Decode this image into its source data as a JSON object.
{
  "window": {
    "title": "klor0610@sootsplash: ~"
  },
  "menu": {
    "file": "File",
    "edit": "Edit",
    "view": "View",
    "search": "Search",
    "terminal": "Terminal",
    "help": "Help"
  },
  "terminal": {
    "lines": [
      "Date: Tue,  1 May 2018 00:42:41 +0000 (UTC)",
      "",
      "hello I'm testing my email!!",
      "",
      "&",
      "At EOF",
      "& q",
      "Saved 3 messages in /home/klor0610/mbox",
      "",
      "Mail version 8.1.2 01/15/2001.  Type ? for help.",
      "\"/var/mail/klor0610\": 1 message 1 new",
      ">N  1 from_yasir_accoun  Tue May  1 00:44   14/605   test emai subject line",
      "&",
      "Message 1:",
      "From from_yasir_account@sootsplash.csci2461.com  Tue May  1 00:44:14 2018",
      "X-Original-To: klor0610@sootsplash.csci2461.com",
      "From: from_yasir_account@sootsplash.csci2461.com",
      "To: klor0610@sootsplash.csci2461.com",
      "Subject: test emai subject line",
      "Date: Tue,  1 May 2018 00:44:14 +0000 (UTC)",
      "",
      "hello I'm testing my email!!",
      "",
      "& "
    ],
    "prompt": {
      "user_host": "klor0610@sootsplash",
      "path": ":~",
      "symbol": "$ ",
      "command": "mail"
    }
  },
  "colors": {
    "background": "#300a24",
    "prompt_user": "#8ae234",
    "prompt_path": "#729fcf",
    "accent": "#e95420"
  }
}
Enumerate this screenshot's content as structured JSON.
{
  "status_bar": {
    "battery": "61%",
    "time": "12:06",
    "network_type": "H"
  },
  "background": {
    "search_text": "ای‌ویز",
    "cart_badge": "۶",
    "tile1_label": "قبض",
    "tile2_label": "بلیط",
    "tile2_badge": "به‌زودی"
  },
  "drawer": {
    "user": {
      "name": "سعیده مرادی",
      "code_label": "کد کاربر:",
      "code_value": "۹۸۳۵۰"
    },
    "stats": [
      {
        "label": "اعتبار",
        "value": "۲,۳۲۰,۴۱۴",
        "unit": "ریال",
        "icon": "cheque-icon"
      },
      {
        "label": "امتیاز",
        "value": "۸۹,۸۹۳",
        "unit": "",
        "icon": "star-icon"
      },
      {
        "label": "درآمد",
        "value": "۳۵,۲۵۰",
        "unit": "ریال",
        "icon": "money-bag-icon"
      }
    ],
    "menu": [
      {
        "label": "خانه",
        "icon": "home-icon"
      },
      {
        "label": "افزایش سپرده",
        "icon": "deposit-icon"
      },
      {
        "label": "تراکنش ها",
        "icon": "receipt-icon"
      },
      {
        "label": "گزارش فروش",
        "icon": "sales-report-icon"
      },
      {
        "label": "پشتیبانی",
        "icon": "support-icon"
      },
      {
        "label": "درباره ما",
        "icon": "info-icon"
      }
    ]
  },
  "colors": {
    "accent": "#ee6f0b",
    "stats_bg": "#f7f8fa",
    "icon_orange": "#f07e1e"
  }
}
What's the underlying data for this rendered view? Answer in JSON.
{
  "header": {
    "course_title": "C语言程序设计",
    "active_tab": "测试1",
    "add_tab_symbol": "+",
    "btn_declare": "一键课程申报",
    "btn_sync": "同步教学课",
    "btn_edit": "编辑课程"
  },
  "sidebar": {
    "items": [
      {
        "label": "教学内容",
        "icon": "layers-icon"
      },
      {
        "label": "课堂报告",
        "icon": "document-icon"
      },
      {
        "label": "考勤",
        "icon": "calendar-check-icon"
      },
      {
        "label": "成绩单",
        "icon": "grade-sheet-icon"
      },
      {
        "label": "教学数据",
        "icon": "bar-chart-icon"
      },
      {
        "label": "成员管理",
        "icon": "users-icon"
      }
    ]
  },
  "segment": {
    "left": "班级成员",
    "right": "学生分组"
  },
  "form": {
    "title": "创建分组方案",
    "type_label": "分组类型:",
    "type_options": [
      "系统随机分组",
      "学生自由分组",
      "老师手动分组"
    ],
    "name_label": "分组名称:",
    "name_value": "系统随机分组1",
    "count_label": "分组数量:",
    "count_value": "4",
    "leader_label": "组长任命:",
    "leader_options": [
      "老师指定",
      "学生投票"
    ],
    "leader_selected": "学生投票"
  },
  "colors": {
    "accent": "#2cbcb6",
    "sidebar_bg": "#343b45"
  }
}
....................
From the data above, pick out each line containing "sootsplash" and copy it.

    "title": "klor0610@sootsplash: ~"
      "From from_yasir_account@sootsplash.csci2461.com  Tue May  1 00:44:14 2018",
      "X-Original-To: klor0610@sootsplash.csci2461.com",
      "From: from_yasir_account@sootsplash.csci2461.com",
      "To: klor0610@sootsplash.csci2461.com",
      "user_host": "klor0610@sootsplash",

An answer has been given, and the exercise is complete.